Friday, 3 May 2013
Writer: Fernando Leon de Aranoa
Producers: Eduardo Campoy, Ramon Vidal
Cast: Miguel Angel Sola, Eduard Fernandez, Najwa Nimri
Year of release: 2001
Reviewed from: UK theatrical release
I had been wanting to see this Spanish movie for ages, knowing that it won the Golden Melies Award. So imagine my delight to find that it was playing Leicester as part of the BFI’s ‘Viva - the 9th Spanish Film Festival on Tour’.
Now here’s the question: is it SF, is it fantasy, is it horror? Well, here’s roughly what it’s about. Argentinian-born Miguel Angel Sola plays Dr Fausto who specialises in terminal illnesses. He travels to Barcelona - a slightly futuristic trashpunk city - for a medical conference and bumps into a man named Santos Vella (Eduard Fernandez) who recognises him. Vella claims to be an ex-patient from whom Fausto removed a stomach tumour before giving him three months to live eight years previously.
Fausto is an uptight, overly serious type while Vella is relaxed, cocksure, outwardly friendly but deeply, deeply annoying (to Fausto). He insinuates himself into the doctor’s existence during his short time in Barcelona and gradually his influence becomes more and more persuasive.

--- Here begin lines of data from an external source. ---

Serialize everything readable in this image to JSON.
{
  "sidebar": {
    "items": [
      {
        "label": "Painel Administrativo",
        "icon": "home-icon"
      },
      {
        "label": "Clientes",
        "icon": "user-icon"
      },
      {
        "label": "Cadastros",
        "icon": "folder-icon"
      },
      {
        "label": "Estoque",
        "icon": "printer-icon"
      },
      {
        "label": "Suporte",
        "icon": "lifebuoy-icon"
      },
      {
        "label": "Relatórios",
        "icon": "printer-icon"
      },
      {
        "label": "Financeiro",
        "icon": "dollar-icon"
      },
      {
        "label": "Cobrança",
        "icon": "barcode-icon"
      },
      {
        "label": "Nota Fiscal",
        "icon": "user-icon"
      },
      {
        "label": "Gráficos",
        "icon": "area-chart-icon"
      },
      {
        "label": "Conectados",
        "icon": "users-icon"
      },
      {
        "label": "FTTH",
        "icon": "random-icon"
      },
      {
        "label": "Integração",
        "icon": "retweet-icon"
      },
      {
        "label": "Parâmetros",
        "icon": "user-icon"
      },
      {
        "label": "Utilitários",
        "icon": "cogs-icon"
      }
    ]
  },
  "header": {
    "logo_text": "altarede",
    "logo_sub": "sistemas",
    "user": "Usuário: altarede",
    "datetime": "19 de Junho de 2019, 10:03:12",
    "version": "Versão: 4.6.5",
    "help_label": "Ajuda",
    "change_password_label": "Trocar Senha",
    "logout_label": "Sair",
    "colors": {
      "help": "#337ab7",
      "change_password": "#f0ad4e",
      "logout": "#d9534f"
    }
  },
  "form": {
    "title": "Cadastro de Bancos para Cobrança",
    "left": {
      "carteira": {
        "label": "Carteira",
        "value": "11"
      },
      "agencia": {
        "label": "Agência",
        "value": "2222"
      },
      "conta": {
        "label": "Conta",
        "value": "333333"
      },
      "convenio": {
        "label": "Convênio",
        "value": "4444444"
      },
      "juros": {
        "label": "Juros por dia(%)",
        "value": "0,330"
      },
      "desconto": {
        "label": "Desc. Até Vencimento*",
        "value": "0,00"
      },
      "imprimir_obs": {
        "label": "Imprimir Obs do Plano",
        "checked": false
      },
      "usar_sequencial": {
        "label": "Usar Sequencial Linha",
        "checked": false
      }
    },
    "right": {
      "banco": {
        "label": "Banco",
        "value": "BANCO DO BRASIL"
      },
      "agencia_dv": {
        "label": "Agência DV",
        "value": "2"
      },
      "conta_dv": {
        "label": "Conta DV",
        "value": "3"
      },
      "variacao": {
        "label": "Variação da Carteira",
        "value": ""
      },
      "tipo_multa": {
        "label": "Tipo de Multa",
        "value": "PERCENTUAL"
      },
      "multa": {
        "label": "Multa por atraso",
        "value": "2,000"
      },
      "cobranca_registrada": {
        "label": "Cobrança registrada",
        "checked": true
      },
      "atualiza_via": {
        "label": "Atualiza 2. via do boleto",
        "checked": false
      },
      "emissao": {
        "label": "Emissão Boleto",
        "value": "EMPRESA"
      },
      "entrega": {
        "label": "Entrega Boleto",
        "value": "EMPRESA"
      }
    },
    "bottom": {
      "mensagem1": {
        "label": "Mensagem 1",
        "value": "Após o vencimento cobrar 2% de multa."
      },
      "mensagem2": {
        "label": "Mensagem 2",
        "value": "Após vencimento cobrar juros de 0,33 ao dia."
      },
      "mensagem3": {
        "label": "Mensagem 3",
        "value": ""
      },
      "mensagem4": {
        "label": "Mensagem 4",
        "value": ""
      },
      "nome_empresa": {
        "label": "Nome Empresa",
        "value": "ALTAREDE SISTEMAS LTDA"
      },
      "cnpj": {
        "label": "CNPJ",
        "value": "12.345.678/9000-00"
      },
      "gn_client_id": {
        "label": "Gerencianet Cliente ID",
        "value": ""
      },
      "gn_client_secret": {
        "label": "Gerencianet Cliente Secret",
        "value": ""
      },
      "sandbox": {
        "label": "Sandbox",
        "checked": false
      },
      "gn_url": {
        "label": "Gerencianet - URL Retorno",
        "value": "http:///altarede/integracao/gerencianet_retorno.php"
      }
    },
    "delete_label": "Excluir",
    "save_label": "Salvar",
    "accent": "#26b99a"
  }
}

Of course Vella, with his goatee beard and uncanny ability to keep popping up wherever Fausto goes, is the Mephistopheles character here. Gradually it becomes clear that Vella is making Fausto’s wishes come true, but in sometimes vague and sometimes unpleasant ways. But is he actually exerting any supernatural powers, or is Fausto just paranoid? Or both?

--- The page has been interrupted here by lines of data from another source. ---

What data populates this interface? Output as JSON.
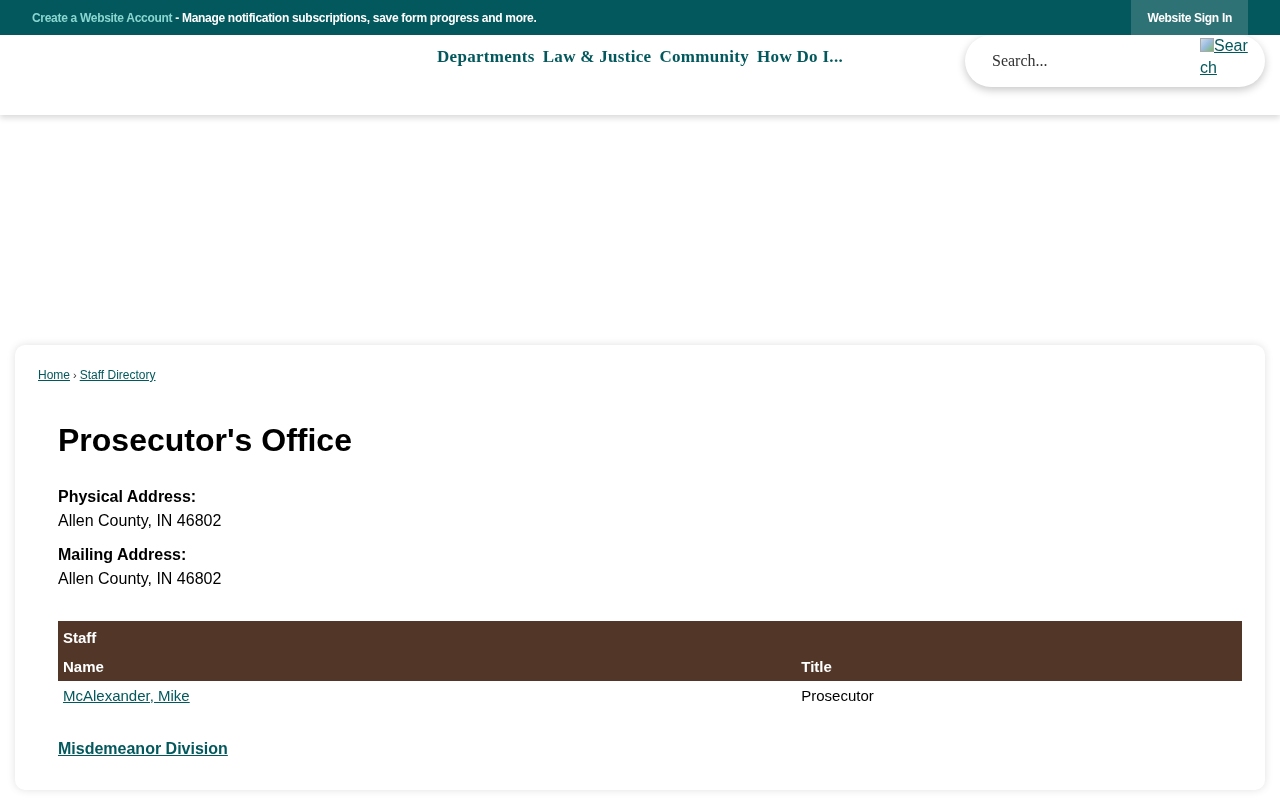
{
  "top_bar": {
    "account_link": "Create a Website Account",
    "message": " - Manage notification subscriptions, save form progress and more.",
    "sign_in": "Website Sign In"
  },
  "nav": [
    {
      "label": "Departments"
    },
    {
      "label": "Law & Justice"
    },
    {
      "label": "Community"
    },
    {
      "label": "How Do I..."
    }
  ],
  "search": {
    "placeholder": "Search...",
    "button_alt": "Search"
  },
  "breadcrumb": [
    {
      "label": "Home"
    },
    {
      "label": "Staff Directory"
    }
  ],
  "breadcrumb_separator": "›",
  "page": {
    "title": "Prosecutor's Office",
    "addresses": [
      {
        "label": "Physical Address:",
        "value": "Allen County, IN 46802"
      },
      {
        "label": "Mailing Address:",
        "value": "Allen County, IN 46802"
      }
    ],
    "table": {
      "caption": "Staff",
      "columns": [
        "Name",
        "Title"
      ],
      "rows": [
        [
          "McAlexander, Mike",
          "Prosecutor"
        ]
      ]
    },
    "next_section": "Misdemeanor Division"
  }
}
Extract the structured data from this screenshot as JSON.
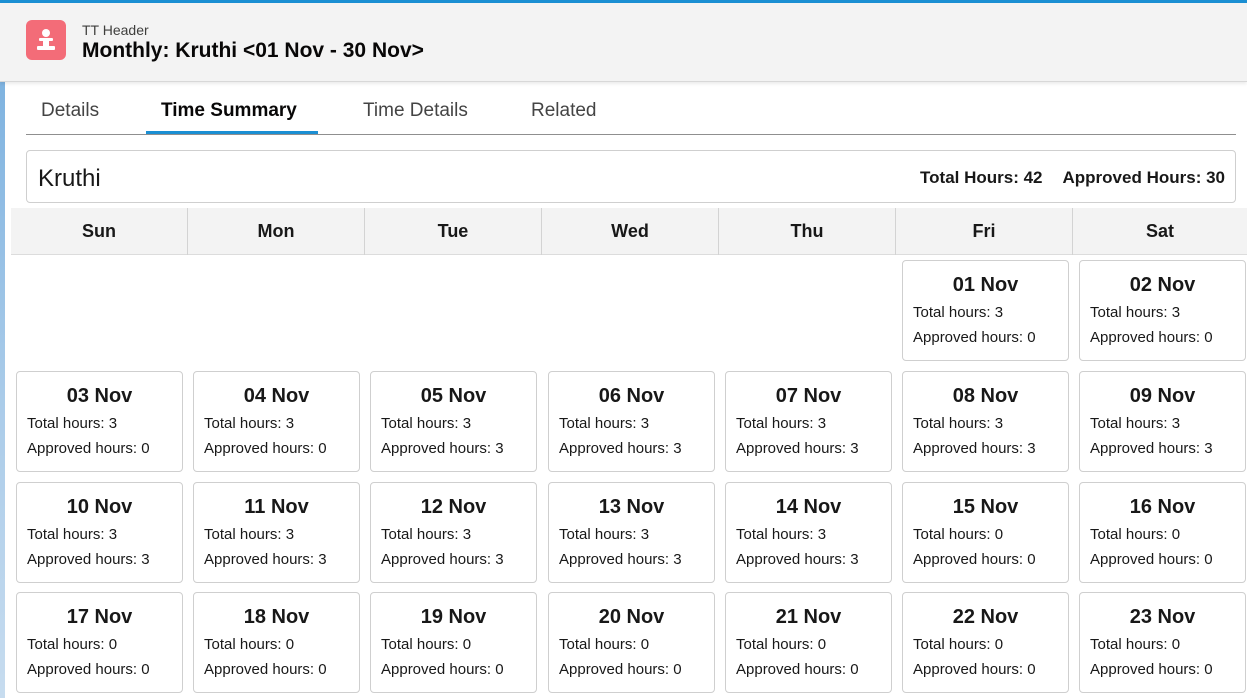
{
  "header": {
    "subtitle": "TT Header",
    "title": "Monthly: Kruthi <01 Nov - 30 Nov>",
    "icon": "timesheet-icon",
    "icon_color": "#f36c78",
    "accent_color": "#1b8fd3"
  },
  "tabs": [
    {
      "label": "Details",
      "active": false
    },
    {
      "label": "Time Summary",
      "active": true
    },
    {
      "label": "Time Details",
      "active": false
    },
    {
      "label": "Related",
      "active": false
    }
  ],
  "summary": {
    "name": "Kruthi",
    "total_hours": "Total Hours: 42",
    "approved_hours": "Approved Hours: 30"
  },
  "weekdays": [
    "Sun",
    "Mon",
    "Tue",
    "Wed",
    "Thu",
    "Fri",
    "Sat"
  ],
  "days": [
    {
      "date": "01 Nov",
      "total": "Total hours: 3",
      "approved": "Approved hours: 0"
    },
    {
      "date": "02 Nov",
      "total": "Total hours: 3",
      "approved": "Approved hours: 0"
    },
    {
      "date": "03 Nov",
      "total": "Total hours: 3",
      "approved": "Approved hours: 0"
    },
    {
      "date": "04 Nov",
      "total": "Total hours: 3",
      "approved": "Approved hours: 0"
    },
    {
      "date": "05 Nov",
      "total": "Total hours: 3",
      "approved": "Approved hours: 3"
    },
    {
      "date": "06 Nov",
      "total": "Total hours: 3",
      "approved": "Approved hours: 3"
    },
    {
      "date": "07 Nov",
      "total": "Total hours: 3",
      "approved": "Approved hours: 3"
    },
    {
      "date": "08 Nov",
      "total": "Total hours: 3",
      "approved": "Approved hours: 3"
    },
    {
      "date": "09 Nov",
      "total": "Total hours: 3",
      "approved": "Approved hours: 3"
    },
    {
      "date": "10 Nov",
      "total": "Total hours: 3",
      "approved": "Approved hours: 3"
    },
    {
      "date": "11 Nov",
      "total": "Total hours: 3",
      "approved": "Approved hours: 3"
    },
    {
      "date": "12 Nov",
      "total": "Total hours: 3",
      "approved": "Approved hours: 3"
    },
    {
      "date": "13 Nov",
      "total": "Total hours: 3",
      "approved": "Approved hours: 3"
    },
    {
      "date": "14 Nov",
      "total": "Total hours: 3",
      "approved": "Approved hours: 3"
    },
    {
      "date": "15 Nov",
      "total": "Total hours: 0",
      "approved": "Approved hours: 0"
    },
    {
      "date": "16 Nov",
      "total": "Total hours: 0",
      "approved": "Approved hours: 0"
    },
    {
      "date": "17 Nov",
      "total": "Total hours: 0",
      "approved": "Approved hours: 0"
    },
    {
      "date": "18 Nov",
      "total": "Total hours: 0",
      "approved": "Approved hours: 0"
    },
    {
      "date": "19 Nov",
      "total": "Total hours: 0",
      "approved": "Approved hours: 0"
    },
    {
      "date": "20 Nov",
      "total": "Total hours: 0",
      "approved": "Approved hours: 0"
    },
    {
      "date": "21 Nov",
      "total": "Total hours: 0",
      "approved": "Approved hours: 0"
    },
    {
      "date": "22 Nov",
      "total": "Total hours: 0",
      "approved": "Approved hours: 0"
    },
    {
      "date": "23 Nov",
      "total": "Total hours: 0",
      "approved": "Approved hours: 0"
    }
  ]
}
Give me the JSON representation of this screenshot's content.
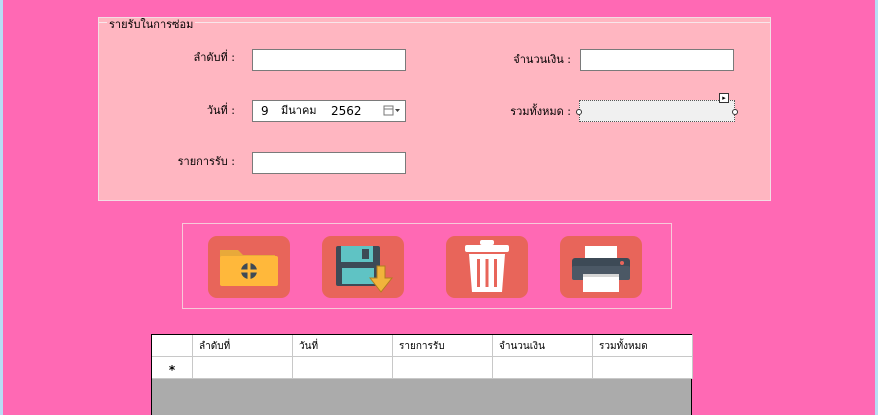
{
  "groupbox": {
    "title": "รายรับในการซ่อม"
  },
  "form": {
    "order_label": "ลำดับที่ :",
    "order_value": "",
    "date_label": "วันที่ :",
    "date": {
      "day": "9",
      "month": "มีนาคม",
      "year": "2562"
    },
    "item_label": "รายการรับ :",
    "item_value": "",
    "amount_label": "จำนวนเงิน :",
    "amount_value": "",
    "total_label": "รวมทั้งหมด :",
    "total_value": ""
  },
  "toolbar": {
    "buttons": [
      {
        "icon": "open-folder-icon"
      },
      {
        "icon": "save-download-icon"
      },
      {
        "icon": "trash-bin-icon"
      },
      {
        "icon": "printer-icon"
      }
    ],
    "button_color": "#e8655a"
  },
  "grid": {
    "columns": [
      "ลำดับที่",
      "วันที่",
      "รายการรับ",
      "จำนวนเงิน",
      "รวมทั้งหมด"
    ],
    "new_row_marker": "*",
    "rows": []
  },
  "colors": {
    "background": "#ff69b4",
    "groupbox": "#ffb6c1",
    "grid_empty": "#ababab"
  }
}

The moral is, of course, ‘be careful what you wish for - it may come true’ but this simple idea is given a wonderfully complex and original spin, especially as Fausto starts finding wishes coming true which he didn’t realise he had actually wished for. The whole film is laced through with a delicious black humour which I have seen in other recent-ish Spanish genre pics like The Day of the Beast and The Ugliest Woman in the World. At one point a comedian telling sick medical jokes to a room full of medical conference delegates has a heart attack on stage - and everyone applauds!
Sola and Fernandez are both superb and it’s no wonder that they tied for the Best Actor award at the 2002 Fantasporto. The other major character is Najwa Nimri (Abre los Ojos) as Fausto’s assistant Julia. The whole film is full of startling images: an entire hotel wrapped in shroud-like cloth, a dog chewing on a live person’s entrails...
Directors Olle and Padrisa are the fringe theatre group La Fura dels Baus and this led to a lot of people missing this film when it toured UK as part of a Spanish movie package. Most cinemas only printed the first paragraph of the accompanying blurb, suggesting that Fausto 5.0 was some sort of arty alternative thing, when it’s actually a hugely enjoyable horror/fantasy romp.
Is it actually science fiction? It seems to be set in the very near future and the city of Barcelona exhibits some extreme poverty (there is also an obsession with trains being scrubbed scrupulously clean before travelling from one city to another). I got the impression that this is what Europe is like while America has turned into Blade Runner.
Director Padrissa says on the movie website: “Fausto 5.0 is set in a multiracial Barcelona, where the signs are in different languages and different cultures live together. It is a hypothetical future that does not take the form of science fiction." His colleague Ortiz reckons: “Fausto 5.0 is a psycho-thriller set in an indeterminate and undefined time, in which aesthetic elements from the past alternate with an imagined future. However, it could all be happening in our time.” So now you know.
And the title? It’s ‘5.0’ because this is the fifth version of the Faust legend which La Fura dels Baus have produced, though the others were for the stage and much closer to Goethe’s original.
MJS rating: A
review originally posted before November 2004